The Editor:  I would like to respond to David Gibson’s article “Opening on women deacons can change Catholicism” (May 25 PM).

I applaud Pope Francis’ openness to further explore the role of women in church leadership. This is much overdue. However, I do get concerned when this exploration needs to be prefaced with a look at the “theology of women.”

That seems quite strange to me. Is not the theology of women the same as that of their male counterparts? Should we not, rather, be deepening our understanding of the theology of the human person? For, in God, there is “neither male nor female,” as our lectionary has recently reminded us.

I agree that women and men may express their spirituality differently — and this merits careful study — but I fear that a focus on a “theology of women” may only serve to further highlight the artificial distinctions that exist between men and women and continue to overstate the idea of complementarity, thereby justifying the continued exclusion of women from ordained ministry.

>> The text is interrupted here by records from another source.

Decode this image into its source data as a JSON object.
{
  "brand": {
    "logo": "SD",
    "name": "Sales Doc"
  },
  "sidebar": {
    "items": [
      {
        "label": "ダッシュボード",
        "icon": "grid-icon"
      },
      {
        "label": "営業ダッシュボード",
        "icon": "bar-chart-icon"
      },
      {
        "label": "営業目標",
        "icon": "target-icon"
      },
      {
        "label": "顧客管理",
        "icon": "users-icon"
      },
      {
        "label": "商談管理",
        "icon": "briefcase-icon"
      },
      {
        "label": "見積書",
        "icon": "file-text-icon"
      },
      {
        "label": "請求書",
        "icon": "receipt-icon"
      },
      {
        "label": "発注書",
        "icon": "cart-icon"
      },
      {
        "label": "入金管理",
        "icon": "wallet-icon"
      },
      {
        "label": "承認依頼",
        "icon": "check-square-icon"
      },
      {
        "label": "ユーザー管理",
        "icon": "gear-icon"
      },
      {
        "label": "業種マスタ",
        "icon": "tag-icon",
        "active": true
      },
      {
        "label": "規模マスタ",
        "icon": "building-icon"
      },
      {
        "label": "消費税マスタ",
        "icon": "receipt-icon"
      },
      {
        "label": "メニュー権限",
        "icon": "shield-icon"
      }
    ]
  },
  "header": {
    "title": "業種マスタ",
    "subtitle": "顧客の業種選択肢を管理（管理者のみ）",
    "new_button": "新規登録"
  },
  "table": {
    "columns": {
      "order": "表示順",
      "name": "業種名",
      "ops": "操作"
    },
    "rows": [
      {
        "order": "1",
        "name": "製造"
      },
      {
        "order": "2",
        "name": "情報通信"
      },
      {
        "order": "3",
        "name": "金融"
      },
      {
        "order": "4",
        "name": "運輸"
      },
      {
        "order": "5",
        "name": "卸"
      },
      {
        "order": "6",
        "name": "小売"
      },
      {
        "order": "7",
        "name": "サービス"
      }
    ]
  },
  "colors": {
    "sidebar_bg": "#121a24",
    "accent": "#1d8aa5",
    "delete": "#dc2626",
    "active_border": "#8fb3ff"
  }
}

Some women are called to ordained ministry. The Catholic Church needs to celebrate this if it is to remain a credible witness of God’s love to all of humanity.  — Gertrude Rompré, Saskatoon